Those who dabble in such intellectual explorations often the true simplicity of the “cloud-edge” dichotomy. Like two sides of the same coin, the edge and the cloud are forever opposite to each other, yet two parts of the same whole. In this post, we expose the fundamental differences between the edge and the cloud by exploring how the edge is really meant for a new type of application architecture — an event driven architecture (EDA) — while the cloud’s roots in client/server interactions will continue to prefer a request-response architecture.
Decoupling Clients & Servers
Event-based and request-based systems are polar opposites of each other. In a request-response system, the receipt of a request triggers an action; whereas in an event-driven system, the receipt of an event triggers other event-driven systems.
Fundamentally, the nature of an event is very different from the nature of a request. A typical client request says, “Please do this for me.” While, an event says, “Hello, this thing just happened.” In a request-response system, the client chooses what action to take. In an event-driven system, the client merely states that some event has already happened.
The decoupling of client and server in event-driven architecture is even more extreme than in client/server architectures because the event processors (a.k.a., the servers) have no obligation to the event generator (a.k.a., the clients). While the clients (or event generators) in an event-driven system are obligated to report events and to respond to directives, a client in a request-response system has no obligation to the server. It can either make a request or not. Servers. on the receiving end, are expected to fulfill requests.
|Request Based||Event Based|
|Payload||Request Receipt||Event Receipt|
|Nature of Payload||“Do this”||“This event happened”|
|Obligation to fulfill||At Server||At Client|
|Interpretation of payload||On Client (what request to call)||On Server (what to do about this event)|
Where does the Edge fit in?
Digital services usually instantiate in response to specific actions triggered by business-related events and situations. These events and their associated opportunities are mostly lost in a traditional request-driven model, which uses rigid hierarchies and orchestrated responses to specific requests, while ignoring everything else that is going on. This is efficient when developing simple and invariant tasks, but fails spectacularly in services that need to interact with humans and especially anticipate in advance what might be needed.
Event-driven architectures continuously monitor incoming events and store them while letting the server decide the best to respond and to which actions. This opens up the possibility of not just making real-time decisions in response to those events, but also the ability to respond differently to the same event because of the additional context that related events or conditions might provide.
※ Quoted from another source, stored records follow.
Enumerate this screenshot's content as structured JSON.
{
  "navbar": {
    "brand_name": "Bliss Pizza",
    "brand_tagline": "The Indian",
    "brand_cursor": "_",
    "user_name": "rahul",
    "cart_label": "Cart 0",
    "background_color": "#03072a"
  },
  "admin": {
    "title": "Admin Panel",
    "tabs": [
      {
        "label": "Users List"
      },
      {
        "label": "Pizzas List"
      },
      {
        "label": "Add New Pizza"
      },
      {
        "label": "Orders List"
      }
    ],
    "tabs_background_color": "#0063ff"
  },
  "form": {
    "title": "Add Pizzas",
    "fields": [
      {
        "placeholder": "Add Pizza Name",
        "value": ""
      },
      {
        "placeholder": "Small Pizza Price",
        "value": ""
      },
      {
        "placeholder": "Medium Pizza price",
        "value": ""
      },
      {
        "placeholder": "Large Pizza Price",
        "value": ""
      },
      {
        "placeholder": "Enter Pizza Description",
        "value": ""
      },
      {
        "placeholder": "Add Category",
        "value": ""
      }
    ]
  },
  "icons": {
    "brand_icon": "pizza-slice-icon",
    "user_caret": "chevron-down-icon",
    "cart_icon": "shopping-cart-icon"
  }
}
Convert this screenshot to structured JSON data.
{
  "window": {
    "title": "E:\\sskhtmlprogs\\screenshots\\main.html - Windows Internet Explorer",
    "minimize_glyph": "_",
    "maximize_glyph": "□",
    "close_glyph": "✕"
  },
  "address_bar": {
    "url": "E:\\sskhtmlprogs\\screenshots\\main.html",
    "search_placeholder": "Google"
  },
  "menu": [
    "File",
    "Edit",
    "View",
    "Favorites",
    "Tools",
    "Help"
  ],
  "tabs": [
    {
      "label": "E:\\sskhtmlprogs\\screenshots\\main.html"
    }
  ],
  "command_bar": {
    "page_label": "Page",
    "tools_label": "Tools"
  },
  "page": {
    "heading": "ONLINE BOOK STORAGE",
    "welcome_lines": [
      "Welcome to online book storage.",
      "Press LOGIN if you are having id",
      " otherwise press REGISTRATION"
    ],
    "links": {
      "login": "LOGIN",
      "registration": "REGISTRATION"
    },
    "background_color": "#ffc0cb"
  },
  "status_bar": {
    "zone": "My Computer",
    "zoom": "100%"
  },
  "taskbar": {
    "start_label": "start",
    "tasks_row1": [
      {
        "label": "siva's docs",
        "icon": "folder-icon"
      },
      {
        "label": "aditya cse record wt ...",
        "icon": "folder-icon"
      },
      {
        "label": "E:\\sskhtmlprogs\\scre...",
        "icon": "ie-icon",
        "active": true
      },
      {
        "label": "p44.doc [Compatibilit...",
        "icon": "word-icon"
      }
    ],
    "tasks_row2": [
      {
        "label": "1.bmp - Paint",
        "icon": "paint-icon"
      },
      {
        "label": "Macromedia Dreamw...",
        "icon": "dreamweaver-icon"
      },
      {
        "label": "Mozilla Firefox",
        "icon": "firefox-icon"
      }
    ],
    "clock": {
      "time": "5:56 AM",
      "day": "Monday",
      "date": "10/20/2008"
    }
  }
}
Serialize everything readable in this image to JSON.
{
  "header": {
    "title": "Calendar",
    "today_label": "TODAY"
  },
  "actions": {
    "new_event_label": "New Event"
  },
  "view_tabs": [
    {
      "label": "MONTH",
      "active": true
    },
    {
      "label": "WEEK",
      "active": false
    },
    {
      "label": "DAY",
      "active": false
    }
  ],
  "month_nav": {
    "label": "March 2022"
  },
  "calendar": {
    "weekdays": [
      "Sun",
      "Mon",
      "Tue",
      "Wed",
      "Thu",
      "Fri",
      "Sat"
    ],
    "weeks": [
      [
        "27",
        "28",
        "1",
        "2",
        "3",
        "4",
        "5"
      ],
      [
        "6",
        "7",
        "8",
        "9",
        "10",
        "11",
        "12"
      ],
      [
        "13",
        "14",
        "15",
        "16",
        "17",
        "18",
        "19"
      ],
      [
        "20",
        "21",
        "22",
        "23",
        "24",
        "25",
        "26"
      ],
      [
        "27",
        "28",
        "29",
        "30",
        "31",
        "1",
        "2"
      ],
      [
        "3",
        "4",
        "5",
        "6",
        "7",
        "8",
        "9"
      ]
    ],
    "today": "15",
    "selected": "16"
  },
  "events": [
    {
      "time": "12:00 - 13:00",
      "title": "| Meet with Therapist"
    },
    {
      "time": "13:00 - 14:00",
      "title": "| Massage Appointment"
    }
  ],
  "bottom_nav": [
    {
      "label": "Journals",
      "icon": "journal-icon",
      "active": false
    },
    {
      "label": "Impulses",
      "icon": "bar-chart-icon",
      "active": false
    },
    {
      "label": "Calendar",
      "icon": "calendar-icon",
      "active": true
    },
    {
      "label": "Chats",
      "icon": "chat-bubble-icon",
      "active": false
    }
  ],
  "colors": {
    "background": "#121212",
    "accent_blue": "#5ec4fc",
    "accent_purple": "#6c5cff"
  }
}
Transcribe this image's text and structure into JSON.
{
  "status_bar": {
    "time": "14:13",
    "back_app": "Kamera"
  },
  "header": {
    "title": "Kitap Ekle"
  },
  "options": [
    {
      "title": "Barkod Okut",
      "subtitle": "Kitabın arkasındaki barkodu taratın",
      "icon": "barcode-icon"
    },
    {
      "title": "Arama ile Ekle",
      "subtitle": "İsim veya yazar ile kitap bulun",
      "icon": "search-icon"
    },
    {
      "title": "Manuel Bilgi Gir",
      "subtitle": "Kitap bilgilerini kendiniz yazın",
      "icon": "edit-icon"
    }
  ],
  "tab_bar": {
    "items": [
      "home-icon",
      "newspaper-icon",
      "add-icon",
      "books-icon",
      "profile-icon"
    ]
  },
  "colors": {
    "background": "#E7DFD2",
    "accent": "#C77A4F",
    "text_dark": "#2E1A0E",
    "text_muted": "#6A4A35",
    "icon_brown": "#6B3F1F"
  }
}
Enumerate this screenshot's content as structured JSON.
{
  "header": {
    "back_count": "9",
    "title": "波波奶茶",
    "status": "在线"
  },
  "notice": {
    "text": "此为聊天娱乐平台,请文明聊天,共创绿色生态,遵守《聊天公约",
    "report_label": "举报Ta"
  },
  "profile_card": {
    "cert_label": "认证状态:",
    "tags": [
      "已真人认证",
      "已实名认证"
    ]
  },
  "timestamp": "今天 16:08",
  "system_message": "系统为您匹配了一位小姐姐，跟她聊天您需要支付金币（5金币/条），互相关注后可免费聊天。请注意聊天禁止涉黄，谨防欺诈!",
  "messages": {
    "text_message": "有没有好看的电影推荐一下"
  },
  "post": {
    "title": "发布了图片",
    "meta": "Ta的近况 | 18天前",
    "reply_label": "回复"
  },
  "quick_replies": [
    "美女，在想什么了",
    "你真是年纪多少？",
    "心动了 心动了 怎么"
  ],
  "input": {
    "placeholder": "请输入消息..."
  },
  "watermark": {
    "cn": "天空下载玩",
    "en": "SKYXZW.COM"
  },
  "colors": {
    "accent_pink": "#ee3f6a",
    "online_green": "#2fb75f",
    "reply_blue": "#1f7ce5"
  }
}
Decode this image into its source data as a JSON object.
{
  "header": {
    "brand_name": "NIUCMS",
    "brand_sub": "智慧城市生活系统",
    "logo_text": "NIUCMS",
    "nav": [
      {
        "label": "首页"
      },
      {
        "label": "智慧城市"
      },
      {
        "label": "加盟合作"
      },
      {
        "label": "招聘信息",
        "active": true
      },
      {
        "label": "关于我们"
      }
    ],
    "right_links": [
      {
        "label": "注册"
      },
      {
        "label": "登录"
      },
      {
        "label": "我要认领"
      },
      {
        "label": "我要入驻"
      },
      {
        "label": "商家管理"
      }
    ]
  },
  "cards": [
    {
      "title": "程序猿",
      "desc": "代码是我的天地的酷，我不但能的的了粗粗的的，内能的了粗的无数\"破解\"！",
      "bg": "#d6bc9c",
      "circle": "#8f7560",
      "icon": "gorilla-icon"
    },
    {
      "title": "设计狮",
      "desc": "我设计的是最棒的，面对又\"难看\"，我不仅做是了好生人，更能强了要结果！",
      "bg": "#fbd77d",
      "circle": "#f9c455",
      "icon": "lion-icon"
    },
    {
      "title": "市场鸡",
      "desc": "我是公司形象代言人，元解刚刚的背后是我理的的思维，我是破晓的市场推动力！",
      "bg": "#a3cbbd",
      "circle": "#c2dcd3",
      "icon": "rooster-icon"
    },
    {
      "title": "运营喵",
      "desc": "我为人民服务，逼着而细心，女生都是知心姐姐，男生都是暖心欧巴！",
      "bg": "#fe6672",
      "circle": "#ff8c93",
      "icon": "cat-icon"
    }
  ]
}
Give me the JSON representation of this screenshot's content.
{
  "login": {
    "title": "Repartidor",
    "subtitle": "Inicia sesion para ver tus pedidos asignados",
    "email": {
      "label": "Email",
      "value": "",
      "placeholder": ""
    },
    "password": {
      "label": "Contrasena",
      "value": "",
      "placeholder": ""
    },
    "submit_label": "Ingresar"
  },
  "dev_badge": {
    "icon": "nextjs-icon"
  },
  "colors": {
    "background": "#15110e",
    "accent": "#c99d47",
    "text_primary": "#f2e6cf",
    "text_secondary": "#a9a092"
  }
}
Where are these events happening? Well, we know where they are not happening: they are not happening near the giant centralized datacenters we call clouds! Instead, they are happening in the real world, all around us—in our homes, offices, on the streets, in cafes, and in our cars. They are happening every time we use our smartphones, turn on an appliance, or step into a mall, a coffee shop, or a hair salon. And this is where the edge comes in to play.
By putting event-driven applications and web services at the edge, we can take advantage of the infinite streams of event data to create remarkable new digital services that don’t just record what humans and their devices are doing, but can also anticipate and predict what might happen next.
That incredible future of intelligent systems at the intersection of man-machine interfaces are not going to be built on deep learning, statistical regression, and generative adversarial networks alone. They are going to be expressed as event-driven distributed systems that run across hundreds of thousands of edge servers in each and every metropolis, town, village, and street corner. That is why the event-driven edge is possibly the most important new development in cloud computing.
Based in Palo Alto, Macrometa is a “Geo Distributed Fast Data As a Service”, for cross-region, multi-cloud and edge computing applications. The company is based in Palo Alto, California.